and alas, i cheated, and googled, and came upon this blog for clothing enthusiasts: http://thesartorialist.blogspot.com/

i don't feel like The Only Southern Kudera, but I kind of like the O.S.K. We'll see how long this lasts.

Not very long: I edited out O.S.K. in favor of B.L.G. why, of course, for Big Lao Gu (kind of southern, kind of chinese, and what my daughter has been yelling when i get to the other apartment).

Tuesday, March 8, 2011

cyrus is stranded

I've been told I have low standards, but not by my students, not to my face anyway, and it's also been implied that my expectations are too high, in the worse kind of nonhallucinogenic way.

So, low or high, goofy or no, I should say I am positively peachy over the fact, that Cyrus Duffleman has infiltrated the greatest used bookstore of all (with apologies to all the other greatest used bookstores), and he rests snug on shelf, in good condition, at a rather nimble price point of $7.45.

What will be this copy's fate? Will it survive and persist at The Strand until the final disaster for all print media, whereupon the amazing store closes down and the e-world takes over?

Well, I had the good fortune to visit The Strand this past winter, a fine cold, slushy day with dirty piles of ice at every intersection and all manner of Manhattannite traipsing about. What I saw were hundreds of browsers and buyers looking for new and used and used used and other there. Truth be told, the store seemed like a dynamic site for literate commerce.

Alas, I didn't fill out an application, no courage, and I couldn't tell you if Duffy did although the website has no qualms about noting his financial pain.

And so we trudge on.

Monday, March 7, 2011

man with a manuscript

i did want to add, as a PS of sorts from my previous "content that doesn't suck" hyperlink, that to the best of my knowledge, the esteemed ghost of elberry, whose name i could provide if called upon although i hardly know the chap (as in, we've never met), is not only a transient laborer in the teaching field of Business English, but also a man with an unpublished novel.

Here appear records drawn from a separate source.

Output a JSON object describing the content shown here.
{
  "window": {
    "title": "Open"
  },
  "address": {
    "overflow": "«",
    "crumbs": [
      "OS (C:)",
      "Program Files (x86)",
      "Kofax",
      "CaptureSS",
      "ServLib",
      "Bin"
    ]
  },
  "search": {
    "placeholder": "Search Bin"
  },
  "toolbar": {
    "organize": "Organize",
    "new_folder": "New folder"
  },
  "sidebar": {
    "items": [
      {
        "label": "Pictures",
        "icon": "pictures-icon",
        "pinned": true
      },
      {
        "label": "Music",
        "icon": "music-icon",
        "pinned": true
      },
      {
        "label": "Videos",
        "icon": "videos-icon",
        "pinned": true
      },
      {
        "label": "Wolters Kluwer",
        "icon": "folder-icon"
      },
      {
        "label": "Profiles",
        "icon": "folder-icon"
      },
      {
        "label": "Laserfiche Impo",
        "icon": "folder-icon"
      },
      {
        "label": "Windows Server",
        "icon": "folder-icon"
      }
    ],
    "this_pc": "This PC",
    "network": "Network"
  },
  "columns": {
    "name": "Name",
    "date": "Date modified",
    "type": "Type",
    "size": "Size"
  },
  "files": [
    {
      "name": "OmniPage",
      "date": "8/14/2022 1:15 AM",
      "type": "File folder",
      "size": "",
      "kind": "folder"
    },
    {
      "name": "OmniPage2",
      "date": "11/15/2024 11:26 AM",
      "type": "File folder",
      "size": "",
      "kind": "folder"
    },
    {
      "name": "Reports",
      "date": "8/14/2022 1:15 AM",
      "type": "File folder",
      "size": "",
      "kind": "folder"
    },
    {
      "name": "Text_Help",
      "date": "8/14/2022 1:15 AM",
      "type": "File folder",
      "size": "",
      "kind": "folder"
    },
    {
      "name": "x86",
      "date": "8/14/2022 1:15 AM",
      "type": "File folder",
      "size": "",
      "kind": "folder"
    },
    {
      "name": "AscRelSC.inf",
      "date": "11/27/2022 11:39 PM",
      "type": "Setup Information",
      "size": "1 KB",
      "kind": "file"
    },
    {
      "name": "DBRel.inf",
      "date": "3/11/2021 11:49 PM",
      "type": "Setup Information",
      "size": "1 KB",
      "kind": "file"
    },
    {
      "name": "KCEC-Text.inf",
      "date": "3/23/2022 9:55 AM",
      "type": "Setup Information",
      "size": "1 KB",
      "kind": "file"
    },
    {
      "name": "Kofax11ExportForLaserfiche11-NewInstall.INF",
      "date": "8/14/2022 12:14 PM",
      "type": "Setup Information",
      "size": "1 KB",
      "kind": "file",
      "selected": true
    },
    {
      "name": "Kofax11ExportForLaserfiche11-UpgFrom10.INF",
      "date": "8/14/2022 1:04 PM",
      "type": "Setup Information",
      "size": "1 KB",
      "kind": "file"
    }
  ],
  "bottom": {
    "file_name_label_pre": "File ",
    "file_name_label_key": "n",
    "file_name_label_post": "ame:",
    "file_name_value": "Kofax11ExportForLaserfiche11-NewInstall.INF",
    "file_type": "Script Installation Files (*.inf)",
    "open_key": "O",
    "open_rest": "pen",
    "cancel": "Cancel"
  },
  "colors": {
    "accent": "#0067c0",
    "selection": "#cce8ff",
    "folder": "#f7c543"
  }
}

So, hey, check out his blog, publishers, and see if this isn't the kind of intellectual morbidity that you've secretly craved despite your Harry-Potter wannabeism and power-of-positive-thinking front and back lists.

Here's an excerpt to get you started:

"i contemplate the prospect of another Kiel-like ordeal with weary resignation. If i go to X-burg i predict i will fall foul of the Director of Studies, a wizened power woman on speed, a type i have met many a time in office work – they instinctively loathe me. i will probably be fired or just given the worst jobs, teaching Business English to 19-year-old engineering apprentices, etc. i’m not sure i can take any more of this. i feel dangerously close to snapping in half; though, then again, it is surprising how much one can take, when one has no other choice. And it is certainly a mistake to suppose life is essentially enjoyable, or that it is arranged for one’s own convenience.


"i should welcome unemployment and destitution and debt, since Kiel was a valuable time, spiritually speaking – forced back on yourself, rejected by the world, you must consider matters without niceties. But in truth i just want a half-way decent job and a flat i don’t have to share with a retarded hippy. However, lacking any worthwhile skills or qualifications (or money), i must make do with what i am given. In spite of everything i am still alive, aged 35, and that seems so improbable as to suggest things might work out, improbably."

and follow this for more from the aske man.

Saturday, March 5, 2011

content

I graded a lot of papers of this week. Fretted. About most of it. Yeah. And sorry I haven't written in a while, but I just don't know what to say to you anymore. And I'm censoring myself at every turn. Of course, it wasn't really worth hearing about anyway.

Alas, I'd tell you I've taken a corporate turn, but in fact, this post has no sponsorship whatsoever.

But thank you for allowing this content into your life. Have a nice day.

PS--On second thought, I thought I'd share someone else's content. Content that doesn't suck. In a best case scenario, it might get Elberry a record deal.